In 2018 over 60% of organizations either had previously moved, were in the process of moving, or were thinking about moving their mission-critical data and applications into some sort of cloud solution. The problem that many organizations complain about after the fact is they really didn’t know what they were getting themselves and their businesses into before implementing a cloud solution.
With all the talk about cloud, what I’ve been finding is that a lot of folks are a little misinformed on what cloud really is. Today I want to walk through some of the recent misconceptions that have been circling about the cloud.
Myth 1: The cloud will always save you money
A lot of organizations think that when they move to the cloud, they’re instantaneously going to save buckets of money related to the onsite costs of owning, maintaining and managing your servers. But in reality, some cloud solutions will not save you much.
If you’re thinking that a cloud solution is the sure fire shot at saving money, you might be disappointed when all is said and done.
When approaching cloud solutions, don’t assume a cost savings until you’ve done the work to analyze your specific situation (meaning, what you require of cloud storage and computing).
Myth 2: You Need The Cloud To Keep Up
A lot of executives have asked me about cloud because they feel like it’s a sure fire way to know they’re keeping up with technology changes. While many cloud platforms offer great solutions implement the newest technologies for good reason, as you’re putting together your technology strategy, realize that cloud is perfect for some processes, but not always all components of your business.
When you’re approaching cloud, focus on finding a solution that fits your business needs rather than simply migrating to a one-size-fits-all approach or assuming one solution will work for everything.
Myth 3: You Should Be Using The Cloud Everywhere
Some types of work are perfect for cloud usage. Maybe you have a lot of remote workers or have a lot of mobility within your organization, for example. The problem is that some applications or processes might not fit well with a cloud strategy.
Before signing a contract, consider your desired outcomes. How do you expect your staff to work with cloud solutions? Evaluate the applications they are using case-by-case before making a global decision that a cloud solution is the way to go (or you may end up losing functionality you originally expected in the solution you’ve chosen).
Myth 4: You Need To Focus On One Cloud Solution
Often times, when planning a migration to the cloud, a team will come up with a strategy completely circling around one pre-conceived cloud solution. The problem with strategizing to a specific solution is that you might be losing some of the functionality your organization needs to continue running your critical processes.
What experts recommend is to evaluate what your team’s work looks like before identifying where cloud would help facilitate that work or your critical processes or help improve how work being done. Designing your processes around a specific technology is dangerous business. If you’ve tailored your working processes to a specific cloud solution, you may have to reinvent the wheel in the event something happens to that cloud vendor.
When coming up with your strategy, establish an agile strategy that will accommodate both cloud and non-cloud options.
Myth 5: The Cloud Is Inherently More Secure
This myth has unfortunately led to a lot of heartbreak across the country. In many instances, organizations migrated their data and systems to the cloud thinking that the cloud is just more secure than any alternatives.

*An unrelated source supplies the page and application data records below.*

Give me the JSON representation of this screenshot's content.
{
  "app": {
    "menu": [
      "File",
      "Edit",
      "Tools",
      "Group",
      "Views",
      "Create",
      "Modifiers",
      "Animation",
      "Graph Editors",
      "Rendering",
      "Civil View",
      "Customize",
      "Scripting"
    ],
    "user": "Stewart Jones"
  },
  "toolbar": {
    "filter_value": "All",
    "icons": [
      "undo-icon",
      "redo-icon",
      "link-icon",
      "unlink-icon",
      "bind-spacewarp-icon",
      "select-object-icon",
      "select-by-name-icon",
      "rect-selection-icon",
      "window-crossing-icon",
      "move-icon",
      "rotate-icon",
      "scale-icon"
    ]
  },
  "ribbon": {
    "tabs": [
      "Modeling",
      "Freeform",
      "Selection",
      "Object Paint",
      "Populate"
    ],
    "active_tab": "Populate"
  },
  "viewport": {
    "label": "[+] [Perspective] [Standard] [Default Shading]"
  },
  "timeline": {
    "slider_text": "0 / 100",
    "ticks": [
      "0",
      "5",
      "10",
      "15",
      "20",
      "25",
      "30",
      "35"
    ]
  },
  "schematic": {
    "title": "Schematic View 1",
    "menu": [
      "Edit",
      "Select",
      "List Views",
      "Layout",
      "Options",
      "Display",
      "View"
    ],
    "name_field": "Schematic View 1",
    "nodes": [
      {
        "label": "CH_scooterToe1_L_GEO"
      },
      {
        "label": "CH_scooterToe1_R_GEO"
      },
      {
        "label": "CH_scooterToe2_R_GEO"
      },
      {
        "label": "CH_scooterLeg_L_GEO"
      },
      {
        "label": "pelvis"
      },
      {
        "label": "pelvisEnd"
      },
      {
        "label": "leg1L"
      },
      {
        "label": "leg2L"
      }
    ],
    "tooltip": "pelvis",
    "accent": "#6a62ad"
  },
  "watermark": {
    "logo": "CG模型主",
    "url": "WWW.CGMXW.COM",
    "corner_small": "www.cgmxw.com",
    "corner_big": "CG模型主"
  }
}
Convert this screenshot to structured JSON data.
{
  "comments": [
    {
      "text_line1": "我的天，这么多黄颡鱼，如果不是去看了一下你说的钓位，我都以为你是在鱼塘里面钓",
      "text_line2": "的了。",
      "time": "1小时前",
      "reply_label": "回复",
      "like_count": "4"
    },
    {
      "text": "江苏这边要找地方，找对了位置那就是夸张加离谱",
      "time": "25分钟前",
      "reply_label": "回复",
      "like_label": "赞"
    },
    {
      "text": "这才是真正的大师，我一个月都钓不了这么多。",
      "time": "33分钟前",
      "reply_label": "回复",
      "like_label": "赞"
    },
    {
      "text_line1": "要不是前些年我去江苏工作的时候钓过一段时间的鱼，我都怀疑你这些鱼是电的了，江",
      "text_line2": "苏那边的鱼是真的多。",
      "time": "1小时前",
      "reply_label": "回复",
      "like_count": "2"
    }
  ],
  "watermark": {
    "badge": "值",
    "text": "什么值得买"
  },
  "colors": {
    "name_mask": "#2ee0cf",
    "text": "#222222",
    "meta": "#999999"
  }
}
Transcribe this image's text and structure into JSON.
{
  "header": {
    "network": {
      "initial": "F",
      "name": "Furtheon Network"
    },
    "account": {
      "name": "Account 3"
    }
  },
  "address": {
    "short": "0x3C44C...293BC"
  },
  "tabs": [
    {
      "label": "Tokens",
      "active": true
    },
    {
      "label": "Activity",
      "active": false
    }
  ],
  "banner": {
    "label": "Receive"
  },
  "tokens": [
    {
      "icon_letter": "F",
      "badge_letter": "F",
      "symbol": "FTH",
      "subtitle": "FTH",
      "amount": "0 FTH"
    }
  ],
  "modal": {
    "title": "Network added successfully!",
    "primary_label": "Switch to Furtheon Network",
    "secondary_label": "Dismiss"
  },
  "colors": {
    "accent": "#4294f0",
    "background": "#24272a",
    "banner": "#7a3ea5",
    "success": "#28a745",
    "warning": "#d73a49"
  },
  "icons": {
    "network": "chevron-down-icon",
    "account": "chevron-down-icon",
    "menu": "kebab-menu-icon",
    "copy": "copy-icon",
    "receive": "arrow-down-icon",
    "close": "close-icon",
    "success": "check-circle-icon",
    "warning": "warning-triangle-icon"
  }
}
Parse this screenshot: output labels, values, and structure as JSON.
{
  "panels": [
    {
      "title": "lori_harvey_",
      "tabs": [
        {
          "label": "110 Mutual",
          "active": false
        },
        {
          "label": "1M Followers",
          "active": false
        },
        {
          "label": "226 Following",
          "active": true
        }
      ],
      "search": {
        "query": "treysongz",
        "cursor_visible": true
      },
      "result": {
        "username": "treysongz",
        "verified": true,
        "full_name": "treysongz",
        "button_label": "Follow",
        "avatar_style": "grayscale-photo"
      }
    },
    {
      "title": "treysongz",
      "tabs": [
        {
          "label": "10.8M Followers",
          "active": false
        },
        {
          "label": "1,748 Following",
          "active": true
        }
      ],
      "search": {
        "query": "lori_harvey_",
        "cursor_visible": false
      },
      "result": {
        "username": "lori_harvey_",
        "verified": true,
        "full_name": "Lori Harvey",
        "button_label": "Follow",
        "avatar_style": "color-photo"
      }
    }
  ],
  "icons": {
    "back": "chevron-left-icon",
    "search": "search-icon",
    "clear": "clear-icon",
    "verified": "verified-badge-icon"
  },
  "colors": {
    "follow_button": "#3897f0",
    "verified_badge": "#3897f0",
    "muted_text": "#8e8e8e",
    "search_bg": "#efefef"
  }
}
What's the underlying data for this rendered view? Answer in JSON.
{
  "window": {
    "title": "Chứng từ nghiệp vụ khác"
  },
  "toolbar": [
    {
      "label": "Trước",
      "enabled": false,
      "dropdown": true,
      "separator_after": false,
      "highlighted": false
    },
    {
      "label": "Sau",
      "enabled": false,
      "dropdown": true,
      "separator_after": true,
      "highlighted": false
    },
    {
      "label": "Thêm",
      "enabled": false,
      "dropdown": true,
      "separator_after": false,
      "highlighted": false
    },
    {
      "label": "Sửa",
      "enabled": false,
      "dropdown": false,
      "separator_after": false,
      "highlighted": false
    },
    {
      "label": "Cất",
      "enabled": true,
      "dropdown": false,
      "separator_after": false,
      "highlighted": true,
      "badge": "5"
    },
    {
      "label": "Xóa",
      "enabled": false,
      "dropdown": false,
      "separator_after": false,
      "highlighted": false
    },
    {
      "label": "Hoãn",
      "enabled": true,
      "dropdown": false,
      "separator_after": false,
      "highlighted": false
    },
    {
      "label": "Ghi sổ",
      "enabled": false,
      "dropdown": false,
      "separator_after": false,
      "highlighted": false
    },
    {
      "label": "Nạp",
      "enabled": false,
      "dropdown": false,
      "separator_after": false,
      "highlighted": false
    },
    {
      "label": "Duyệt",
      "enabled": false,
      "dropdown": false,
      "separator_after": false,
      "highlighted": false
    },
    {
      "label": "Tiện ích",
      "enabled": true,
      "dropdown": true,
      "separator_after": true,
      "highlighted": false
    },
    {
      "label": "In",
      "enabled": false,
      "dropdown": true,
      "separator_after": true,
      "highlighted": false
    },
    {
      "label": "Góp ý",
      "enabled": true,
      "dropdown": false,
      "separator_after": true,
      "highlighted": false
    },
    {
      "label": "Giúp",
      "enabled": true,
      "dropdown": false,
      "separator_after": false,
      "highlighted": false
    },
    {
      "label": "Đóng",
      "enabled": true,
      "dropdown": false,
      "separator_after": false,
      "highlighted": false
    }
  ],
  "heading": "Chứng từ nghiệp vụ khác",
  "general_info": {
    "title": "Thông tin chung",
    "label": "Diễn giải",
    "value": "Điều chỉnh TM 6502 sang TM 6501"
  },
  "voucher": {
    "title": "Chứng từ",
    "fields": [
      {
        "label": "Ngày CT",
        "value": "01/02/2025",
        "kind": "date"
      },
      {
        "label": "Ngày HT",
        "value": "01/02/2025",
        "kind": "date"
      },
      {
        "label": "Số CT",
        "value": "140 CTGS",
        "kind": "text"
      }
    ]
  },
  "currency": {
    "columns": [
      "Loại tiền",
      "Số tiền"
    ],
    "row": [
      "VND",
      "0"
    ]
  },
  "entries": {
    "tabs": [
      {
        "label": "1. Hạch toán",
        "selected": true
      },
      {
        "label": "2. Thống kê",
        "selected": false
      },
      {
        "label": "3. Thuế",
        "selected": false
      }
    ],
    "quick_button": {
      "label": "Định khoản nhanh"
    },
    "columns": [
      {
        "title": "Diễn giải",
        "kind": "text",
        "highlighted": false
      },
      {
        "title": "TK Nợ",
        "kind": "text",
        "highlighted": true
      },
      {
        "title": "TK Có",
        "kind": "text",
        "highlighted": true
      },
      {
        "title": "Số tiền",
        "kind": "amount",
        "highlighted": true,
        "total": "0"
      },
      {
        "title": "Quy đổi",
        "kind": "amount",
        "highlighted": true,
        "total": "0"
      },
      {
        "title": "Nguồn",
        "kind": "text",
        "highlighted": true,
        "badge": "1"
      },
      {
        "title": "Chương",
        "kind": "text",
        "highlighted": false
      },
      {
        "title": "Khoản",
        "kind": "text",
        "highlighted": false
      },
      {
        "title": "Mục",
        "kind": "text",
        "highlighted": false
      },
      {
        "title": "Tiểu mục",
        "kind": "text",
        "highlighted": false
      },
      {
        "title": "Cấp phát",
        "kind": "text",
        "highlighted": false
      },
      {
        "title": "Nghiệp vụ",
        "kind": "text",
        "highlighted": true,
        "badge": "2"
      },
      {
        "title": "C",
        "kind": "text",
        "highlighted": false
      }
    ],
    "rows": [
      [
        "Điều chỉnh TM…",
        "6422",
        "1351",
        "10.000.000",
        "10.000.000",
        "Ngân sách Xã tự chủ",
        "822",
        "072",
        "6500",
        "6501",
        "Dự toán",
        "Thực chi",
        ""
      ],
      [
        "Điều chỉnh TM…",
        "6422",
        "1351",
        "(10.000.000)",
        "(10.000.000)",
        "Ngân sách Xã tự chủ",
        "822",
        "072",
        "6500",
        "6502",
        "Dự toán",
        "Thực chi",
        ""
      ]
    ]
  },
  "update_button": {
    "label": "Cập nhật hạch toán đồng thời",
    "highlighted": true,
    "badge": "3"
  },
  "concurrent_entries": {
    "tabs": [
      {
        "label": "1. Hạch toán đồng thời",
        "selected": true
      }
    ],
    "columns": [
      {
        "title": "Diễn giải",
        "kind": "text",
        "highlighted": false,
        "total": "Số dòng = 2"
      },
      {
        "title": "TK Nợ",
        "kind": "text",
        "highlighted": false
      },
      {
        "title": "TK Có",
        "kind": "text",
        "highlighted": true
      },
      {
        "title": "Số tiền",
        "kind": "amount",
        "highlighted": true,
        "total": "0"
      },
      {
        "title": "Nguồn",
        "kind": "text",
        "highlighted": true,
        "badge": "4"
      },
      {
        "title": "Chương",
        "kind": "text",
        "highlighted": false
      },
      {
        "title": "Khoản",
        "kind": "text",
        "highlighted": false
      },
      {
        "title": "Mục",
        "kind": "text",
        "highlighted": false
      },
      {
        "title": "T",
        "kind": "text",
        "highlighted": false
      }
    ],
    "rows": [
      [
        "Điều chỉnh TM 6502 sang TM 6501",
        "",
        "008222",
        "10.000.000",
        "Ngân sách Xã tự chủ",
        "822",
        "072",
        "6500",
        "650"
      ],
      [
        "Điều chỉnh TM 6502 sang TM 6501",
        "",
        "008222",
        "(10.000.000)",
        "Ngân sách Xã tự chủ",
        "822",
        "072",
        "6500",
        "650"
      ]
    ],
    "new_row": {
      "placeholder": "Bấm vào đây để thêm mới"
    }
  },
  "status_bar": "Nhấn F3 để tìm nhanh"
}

The problem with thinking this is the cloud is only as safe as the preventative measures a specific vendor takes to ensure those servers are secure. Cloud environments that are ill-maintained (for instance, lacking security patches or firewalls that are not configured correctly) can be even more vulnerable than having a server at your facility.
Realize that cybercriminals are looking to exploit as many businesses as they can and cloud vendors that do not keep squeaky clean networks are a big target.
Before assuming that a cloud solution is safer for your business, take a look under the hood. Make sure that a vendor is doing what they say they’re doing. If they won’t give you specific guarantees or won’t clearly explain and showing you examples of how they’re keeping your network secure, they might not be the best solution when it comes to data security or business continuity.
Myth 6: I’ve Moved To The Cloud, Now We’re Done!
I get a lot of folks that ask if the cloud is a set it and forget it technology. Once you migrate to the cloud you might not reap all the benefits a vendor has promised—especially not all at the get go. Moving your users to the cloud might require training, configuration and continual improvement over a period of time until your organization is humming the way you were before transitioning to the cloud.
In all likelihood your organization won’t be leveraging all the cloud has to offer from the start.
Experts recommend thinking about architecting a cloud strategy that exploits all the capabilities (and takes in mind some of the short comings) related to your cloud platform before making the move.
Bottom line: if you’re thinking about moving to the cloud or rethinking your cloud solution, you might want to come up with a plan before you act. ff